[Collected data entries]
◇ ◇ ◇

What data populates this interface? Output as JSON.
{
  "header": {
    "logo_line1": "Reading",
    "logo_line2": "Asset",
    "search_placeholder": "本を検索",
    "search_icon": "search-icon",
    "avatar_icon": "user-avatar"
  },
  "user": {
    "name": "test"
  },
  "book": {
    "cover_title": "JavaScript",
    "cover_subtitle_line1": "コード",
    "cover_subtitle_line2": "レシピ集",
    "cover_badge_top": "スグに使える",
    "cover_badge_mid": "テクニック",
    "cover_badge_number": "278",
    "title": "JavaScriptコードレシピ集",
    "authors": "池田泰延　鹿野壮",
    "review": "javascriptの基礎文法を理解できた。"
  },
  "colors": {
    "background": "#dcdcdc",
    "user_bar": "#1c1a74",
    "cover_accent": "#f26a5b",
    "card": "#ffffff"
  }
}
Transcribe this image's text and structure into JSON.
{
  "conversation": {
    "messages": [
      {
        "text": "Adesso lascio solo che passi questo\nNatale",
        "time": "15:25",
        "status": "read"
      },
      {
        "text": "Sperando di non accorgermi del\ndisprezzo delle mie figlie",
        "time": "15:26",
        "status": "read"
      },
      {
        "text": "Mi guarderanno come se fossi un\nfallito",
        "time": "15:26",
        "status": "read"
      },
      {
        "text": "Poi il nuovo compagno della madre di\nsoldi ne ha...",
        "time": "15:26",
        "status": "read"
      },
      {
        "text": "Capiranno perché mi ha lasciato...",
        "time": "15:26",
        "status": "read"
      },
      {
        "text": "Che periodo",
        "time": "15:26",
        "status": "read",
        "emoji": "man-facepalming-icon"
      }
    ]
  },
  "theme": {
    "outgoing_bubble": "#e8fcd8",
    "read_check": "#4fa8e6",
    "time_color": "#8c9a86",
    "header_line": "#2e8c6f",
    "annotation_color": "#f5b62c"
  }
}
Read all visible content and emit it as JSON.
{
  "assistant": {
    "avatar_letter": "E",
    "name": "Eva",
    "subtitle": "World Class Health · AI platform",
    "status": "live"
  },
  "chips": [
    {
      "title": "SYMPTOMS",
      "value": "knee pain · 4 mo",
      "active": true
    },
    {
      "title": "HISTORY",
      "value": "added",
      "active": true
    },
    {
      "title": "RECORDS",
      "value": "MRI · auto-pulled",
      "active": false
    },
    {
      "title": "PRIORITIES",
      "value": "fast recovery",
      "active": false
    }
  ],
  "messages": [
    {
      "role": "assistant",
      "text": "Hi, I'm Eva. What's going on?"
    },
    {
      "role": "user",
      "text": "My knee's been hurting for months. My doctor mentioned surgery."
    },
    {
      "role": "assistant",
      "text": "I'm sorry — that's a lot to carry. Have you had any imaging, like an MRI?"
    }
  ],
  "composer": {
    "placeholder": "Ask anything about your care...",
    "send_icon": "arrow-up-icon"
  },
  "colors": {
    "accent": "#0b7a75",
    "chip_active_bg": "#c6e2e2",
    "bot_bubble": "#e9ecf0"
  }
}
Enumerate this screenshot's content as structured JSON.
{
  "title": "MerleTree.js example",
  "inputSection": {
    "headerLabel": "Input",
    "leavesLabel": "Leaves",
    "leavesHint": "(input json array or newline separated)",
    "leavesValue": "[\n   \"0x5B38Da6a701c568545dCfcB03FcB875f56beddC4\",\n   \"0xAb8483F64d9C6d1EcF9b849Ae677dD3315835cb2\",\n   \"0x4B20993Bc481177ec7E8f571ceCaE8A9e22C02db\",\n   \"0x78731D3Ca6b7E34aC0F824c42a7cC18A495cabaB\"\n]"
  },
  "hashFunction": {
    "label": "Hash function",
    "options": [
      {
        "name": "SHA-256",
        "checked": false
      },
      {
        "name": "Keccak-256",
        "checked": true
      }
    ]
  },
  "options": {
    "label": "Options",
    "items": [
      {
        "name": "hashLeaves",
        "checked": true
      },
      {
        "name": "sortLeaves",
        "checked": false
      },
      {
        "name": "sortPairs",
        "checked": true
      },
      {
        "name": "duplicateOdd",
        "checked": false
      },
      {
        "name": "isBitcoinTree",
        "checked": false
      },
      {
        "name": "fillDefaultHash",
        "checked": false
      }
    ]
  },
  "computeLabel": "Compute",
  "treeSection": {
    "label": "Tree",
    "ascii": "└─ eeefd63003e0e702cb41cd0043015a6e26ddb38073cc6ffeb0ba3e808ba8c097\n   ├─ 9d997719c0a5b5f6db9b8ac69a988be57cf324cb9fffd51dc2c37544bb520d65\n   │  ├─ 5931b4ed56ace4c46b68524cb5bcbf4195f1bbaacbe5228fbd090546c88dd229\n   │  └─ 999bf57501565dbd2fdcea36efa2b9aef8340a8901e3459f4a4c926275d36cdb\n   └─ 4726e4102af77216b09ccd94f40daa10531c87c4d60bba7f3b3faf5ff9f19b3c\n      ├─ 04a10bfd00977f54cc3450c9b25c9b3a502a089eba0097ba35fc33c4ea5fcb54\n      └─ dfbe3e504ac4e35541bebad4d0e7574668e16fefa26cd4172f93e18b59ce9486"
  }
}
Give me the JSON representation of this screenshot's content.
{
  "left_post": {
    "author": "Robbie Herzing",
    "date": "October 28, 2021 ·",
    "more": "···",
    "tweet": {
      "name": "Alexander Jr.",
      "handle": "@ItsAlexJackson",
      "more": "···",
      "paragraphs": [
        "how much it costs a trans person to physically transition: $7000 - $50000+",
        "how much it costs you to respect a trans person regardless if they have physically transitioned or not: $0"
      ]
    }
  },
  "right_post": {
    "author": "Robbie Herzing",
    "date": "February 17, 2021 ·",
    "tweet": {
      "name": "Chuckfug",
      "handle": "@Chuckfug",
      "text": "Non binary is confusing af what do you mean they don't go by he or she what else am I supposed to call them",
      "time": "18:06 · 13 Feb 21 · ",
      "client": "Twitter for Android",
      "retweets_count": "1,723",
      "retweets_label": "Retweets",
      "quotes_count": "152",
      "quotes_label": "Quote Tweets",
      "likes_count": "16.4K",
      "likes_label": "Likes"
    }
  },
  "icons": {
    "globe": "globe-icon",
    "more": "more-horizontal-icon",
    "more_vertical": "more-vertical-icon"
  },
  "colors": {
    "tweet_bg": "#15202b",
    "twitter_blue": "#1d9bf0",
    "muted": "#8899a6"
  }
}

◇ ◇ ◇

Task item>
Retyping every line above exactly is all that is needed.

Result of this exercise>
What data populates this interface? Output as JSON.
{
  "header": {
    "logo_line1": "Reading",
    "logo_line2": "Asset",
    "search_placeholder": "本を検索",
    "search_icon": "search-icon",
    "avatar_icon": "user-avatar"
  },
  "user": {
    "name": "test"
  },
  "book": {
    "cover_title": "JavaScript",
    "cover_subtitle_line1": "コード",
    "cover_subtitle_line2": "レシピ集",
    "cover_badge_top": "スグに使える",
    "cover_badge_mid": "テクニック",
    "cover_badge_number": "278",
    "title": "JavaScriptコードレシピ集",
    "authors": "池田泰延　鹿野壮",
    "review": "javascriptの基礎文法を理解できた。"
  },
  "colors": {
    "background": "#dcdcdc",
    "user_bar": "#1c1a74",
    "cover_accent": "#f26a5b",
    "card": "#ffffff"
  }
}
Transcribe this image's text and structure into JSON.
{
  "conversation": {
    "messages": [
      {
        "text": "Adesso lascio solo che passi questo\nNatale",
        "time": "15:25",
        "status": "read"
      },
      {
        "text": "Sperando di non accorgermi del\ndisprezzo delle mie figlie",
        "time": "15:26",
        "status": "read"
      },
      {
        "text": "Mi guarderanno come se fossi un\nfallito",
        "time": "15:26",
        "status": "read"
      },
      {
        "text": "Poi il nuovo compagno della madre di\nsoldi ne ha...",
        "time": "15:26",
        "status": "read"
      },
      {
        "text": "Capiranno perché mi ha lasciato...",
        "time": "15:26",
        "status": "read"
      },
      {
        "text": "Che periodo",
        "time": "15:26",
        "status": "read",
        "emoji": "man-facepalming-icon"
      }
    ]
  },
  "theme": {
    "outgoing_bubble": "#e8fcd8",
    "read_check": "#4fa8e6",
    "time_color": "#8c9a86",
    "header_line": "#2e8c6f",
    "annotation_color": "#f5b62c"
  }
}
Read all visible content and emit it as JSON.
{
  "assistant": {
    "avatar_letter": "E",
    "name": "Eva",
    "subtitle": "World Class Health · AI platform",
    "status": "live"
  },
  "chips": [
    {
      "title": "SYMPTOMS",
      "value": "knee pain · 4 mo",
      "active": true
    },
    {
      "title": "HISTORY",
      "value": "added",
      "active": true
    },
    {
      "title": "RECORDS",
      "value": "MRI · auto-pulled",
      "active": false
    },
    {
      "title": "PRIORITIES",
      "value": "fast recovery",
      "active": false
    }
  ],
  "messages": [
    {
      "role": "assistant",
      "text": "Hi, I'm Eva. What's going on?"
    },
    {
      "role": "user",
      "text": "My knee's been hurting for months. My doctor mentioned surgery."
    },
    {
      "role": "assistant",
      "text": "I'm sorry — that's a lot to carry. Have you had any imaging, like an MRI?"
    }
  ],
  "composer": {
    "placeholder": "Ask anything about your care...",
    "send_icon": "arrow-up-icon"
  },
  "colors": {
    "accent": "#0b7a75",
    "chip_active_bg": "#c6e2e2",
    "bot_bubble": "#e9ecf0"
  }
}
Enumerate this screenshot's content as structured JSON.
{
  "title": "MerleTree.js example",
  "inputSection": {
    "headerLabel": "Input",
    "leavesLabel": "Leaves",
    "leavesHint": "(input json array or newline separated)",
    "leavesValue": "[\n   \"0x5B38Da6a701c568545dCfcB03FcB875f56beddC4\",\n   \"0xAb8483F64d9C6d1EcF9b849Ae677dD3315835cb2\",\n   \"0x4B20993Bc481177ec7E8f571ceCaE8A9e22C02db\",\n   \"0x78731D3Ca6b7E34aC0F824c42a7cC18A495cabaB\"\n]"
  },
  "hashFunction": {
    "label": "Hash function",
    "options": [
      {
        "name": "SHA-256",
        "checked": false
      },
      {
        "name": "Keccak-256",
        "checked": true
      }
    ]
  },
  "options": {
    "label": "Options",
    "items": [
      {
        "name": "hashLeaves",
        "checked": true
      },
      {
        "name": "sortLeaves",
        "checked": false
      },
      {
        "name": "sortPairs",
        "checked": true
      },
      {
        "name": "duplicateOdd",
        "checked": false
      },
      {
        "name": "isBitcoinTree",
        "checked": false
      },
      {
        "name": "fillDefaultHash",
        "checked": false
      }
    ]
  },
  "computeLabel": "Compute",
  "treeSection": {
    "label": "Tree",
    "ascii": "└─ eeefd63003e0e702cb41cd0043015a6e26ddb38073cc6ffeb0ba3e808ba8c097\n   ├─ 9d997719c0a5b5f6db9b8ac69a988be57cf324cb9fffd51dc2c37544bb520d65\n   │  ├─ 5931b4ed56ace4c46b68524cb5bcbf4195f1bbaacbe5228fbd090546c88dd229\n   │  └─ 999bf57501565dbd2fdcea36efa2b9aef8340a8901e3459f4a4c926275d36cdb\n   └─ 4726e4102af77216b09ccd94f40daa10531c87c4d60bba7f3b3faf5ff9f19b3c\n      ├─ 04a10bfd00977f54cc3450c9b25c9b3a502a089eba0097ba35fc33c4ea5fcb54\n      └─ dfbe3e504ac4e35541bebad4d0e7574668e16fefa26cd4172f93e18b59ce9486"
  }
}
Give me the JSON representation of this screenshot's content.
{
  "left_post": {
    "author": "Robbie Herzing",
    "date": "October 28, 2021 ·",
    "more": "···",
    "tweet": {
      "name": "Alexander Jr.",
      "handle": "@ItsAlexJackson",
      "more": "···",
      "paragraphs": [
        "how much it costs a trans person to physically transition: $7000 - $50000+",
        "how much it costs you to respect a trans person regardless if they have physically transitioned or not: $0"
      ]
    }
  },
  "right_post": {
    "author": "Robbie Herzing",
    "date": "February 17, 2021 ·",
    "tweet": {
      "name": "Chuckfug",
      "handle": "@Chuckfug",
      "text": "Non binary is confusing af what do you mean they don't go by he or she what else am I supposed to call them",
      "time": "18:06 · 13 Feb 21 · ",
      "client": "Twitter for Android",
      "retweets_count": "1,723",
      "retweets_label": "Retweets",
      "quotes_count": "152",
      "quotes_label": "Quote Tweets",
      "likes_count": "16.4K",
      "likes_label": "Likes"
    }
  },
  "icons": {
    "globe": "globe-icon",
    "more": "more-horizontal-icon",
    "more_vertical": "more-vertical-icon"
  },
  "colors": {
    "tweet_bg": "#15202b",
    "twitter_blue": "#1d9bf0",
    "muted": "#8899a6"
  }
}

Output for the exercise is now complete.